University of Connecticut have been selected as the winners of the AAMI
Foundation’s Michael J. Miller Scholarship for 2013.
Leslie Carroll and Edward Ryan were selected as the scholarship winners
based on their outstanding academic achievements and commitment to the
healthcare technology management (HTM) field. With their personal and
professional credentials, they stood out from the talented pool of
Carroll, a mother of four daughters, currently is enrolled at the Texas
State Technical College. After working as a customer service professional
outside healthcare, she discovered the HTM field after reviewing a list of
potential majors and finding herself intrigued by the biomedical equipment
technology field. Her instructors say she’s excelling in her classes,

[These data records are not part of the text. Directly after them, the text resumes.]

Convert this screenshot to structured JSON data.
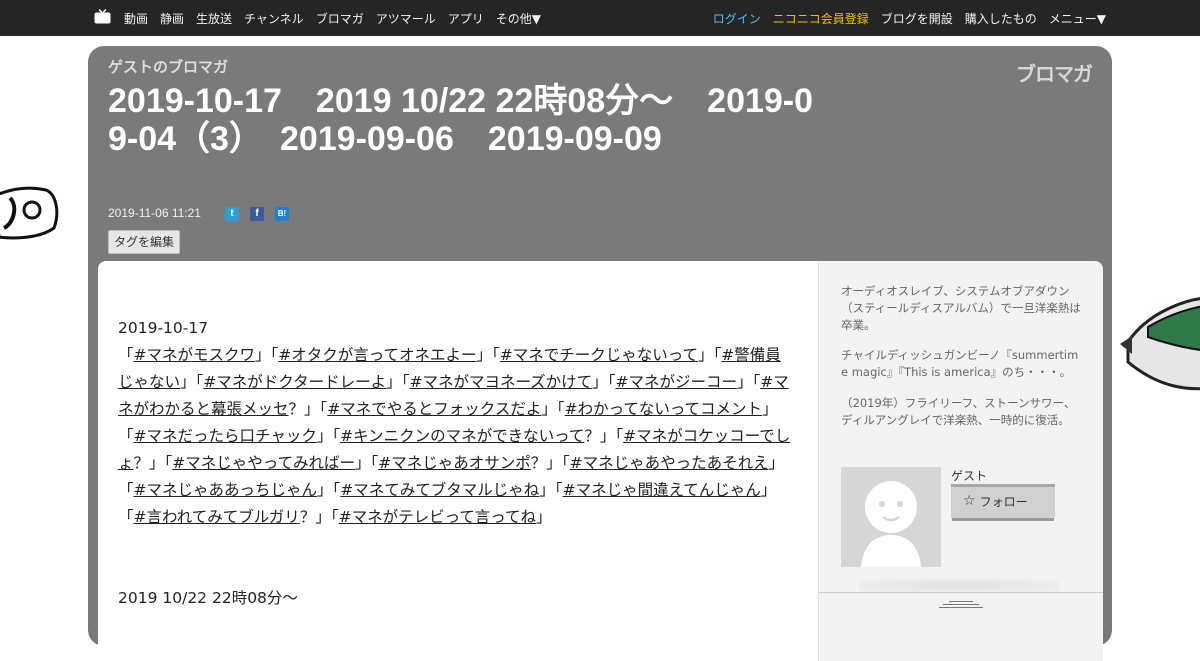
{
  "nav": {
    "left": [
      "動画",
      "静画",
      "生放送",
      "チャンネル",
      "ブロマガ",
      "アツマール",
      "アプリ",
      "その他▼"
    ],
    "login": "ログイン",
    "register": "ニコニコ会員登録",
    "open_blog": "ブログを開設",
    "purchased": "購入したもの",
    "menu": "メニュー▼"
  },
  "blog": {
    "name": "ゲストのブロマガ",
    "brand": "ブロマガ"
  },
  "post": {
    "title": "2019-10-17　2019 10/22 22時08分〜　2019-09-04（3）　2019-09-06　2019-09-09",
    "date": "2019-11-06 11:21",
    "tag_edit_label": "タグを編集",
    "share": {
      "twitter": "twitter-icon",
      "facebook": "facebook-icon",
      "hatena": "hatena-bookmark-icon"
    }
  },
  "article": {
    "section1_date": "2019-10-17",
    "tags": [
      {
        "pre": "「",
        "text": "#マネがモスクワ",
        "post": "」"
      },
      {
        "pre": "「",
        "text": "#オタクが言ってオネエよー",
        "post": "」"
      },
      {
        "pre": "「",
        "text": "#マネでチークじゃないって",
        "post": "」"
      },
      {
        "pre": "「",
        "text": "#警備員じゃない",
        "post": "」"
      },
      {
        "pre": "「",
        "text": "#マネがドクタードレーよ",
        "post": "」"
      },
      {
        "pre": "「",
        "text": "#マネがマヨネーズかけて",
        "post": "」"
      },
      {
        "pre": "「",
        "text": "#マネがジーコー",
        "post": "」"
      },
      {
        "pre": "「",
        "text": "#マネがわかると幕張メッセ",
        "post": "？」"
      },
      {
        "pre": "「",
        "text": "#マネでやるとフォックスだよ",
        "post": "」"
      },
      {
        "pre": "「",
        "text": "#わかってないってコメント",
        "post": "」"
      },
      {
        "pre": "「",
        "text": "#マネだったら口チャック",
        "post": "」"
      },
      {
        "pre": "「",
        "text": "#キンニクンのマネができないって",
        "post": "？」"
      },
      {
        "pre": "「",
        "text": "#マネがコケッコーでしょ",
        "post": "？」"
      },
      {
        "pre": "「",
        "text": "#マネじゃやってみればー",
        "post": "」"
      },
      {
        "pre": "「",
        "text": "#マネじゃあオサンポ",
        "post": "？」"
      },
      {
        "pre": "「",
        "text": "#マネじゃあやったあそれえ",
        "post": "」"
      },
      {
        "pre": "「",
        "text": "#マネじゃああっちじゃん",
        "post": "」"
      },
      {
        "pre": "「",
        "text": "#マネてみてブタマルじゃね",
        "post": "」"
      },
      {
        "pre": "「",
        "text": "#マネじゃ間違えてんじゃん",
        "post": "」"
      },
      {
        "pre": "「",
        "text": "#言われてみてブルガリ",
        "post": "？」"
      },
      {
        "pre": "「",
        "text": "#マネがテレビって言ってね",
        "post": "」"
      }
    ],
    "section2_date": "2019 10/22 22時08分〜"
  },
  "sidebar": {
    "profile": [
      "オーディオスレイブ、システムオブアダウン（スティールディスアルバム）で一旦洋楽熱は卒業。",
      "チャイルディッシュガンビーノ『summertime magic』『This is america』のち・・・。",
      "（2019年）フライリーフ、ストーンサワー、ディルアングレイで洋楽熱、一時的に復活。"
    ],
    "user_name": "ゲスト",
    "follow_label": "フォロー"
  },
  "colors": {
    "topbar": "#252525",
    "panel": "#7a7a7a",
    "login": "#4fc1f0",
    "register": "#f0c000"
  }
}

actively participating in discussions and assisting other students.
Ryan is studying clinical engineering at the University of Connecticut and
interning at Hartford Hospital, where he has worked on a variety of
projects—from centralizing the facility’s telemetry system to replacing a
large portion of the MedSurg bed fleet.
Every year, the AAMI Foundation awards the $2,500 scholarships to students
aspiring to become biomedical equipment technicians and clinical engineers.
These scholarships expand access to students who have demonstrated academic
excellence, technical aptitude, and commitment to the HTM field.
PartsSource and ARAMARK companies contributed $5,000 each to the scholarship
fund. For a complete list of current sponsors, visit
The scholarship program is named in honor of Michael J. Miller—a leader in
the medical technology field who served as AAMI’s president for 40 years
until his retirement in 2009.To learn more about the scholarship, please
technology provides connectivity between diagnostic devices and EMR
Welch Allyn, has been working with Epic to connect several of its vital
signs devices, monitors and ECG units to Epic’s Electronic Medical Records (EMR)
system to help eliminate the need for manual data entry by providers,
increase efficiency and alleviate the risk of transcription and latency
errors. By establishing connectivity between Welch Allyn devices and the EMR,
clinicians are able to transfer patient test results directly between
diagnostic devices and the EMR— resulting in immediate access to accurate
patient data and improved workflow.
Studies on manual vitals documentation have shown that 4,000 omission and/or
transcription errors can occur per year for a 100-bed facility (of which
about 80% are lower acuity floors); 3,200 hours were wasted with manual
vital sign documentation; and more than $100,000 was lost in productivity
due to lack of access to vitals. The availability of an automated system
that captures and wirelessly transmits patient data helps eliminate these
issues. Providers can visit
www.welchallyn.com/connex to calculate a cost estimate using the Welch
Allyn Connex Vital Signs Documentation Value Analyzer tool.
Visit Welch Allyn for more information.
Day from our entire staff at HPN
Healthcare Purchasing News
wishes you and your families and friends a wonderful and healthy Memorial
The HPN's Daily Update will be back on Tuesday, May 28.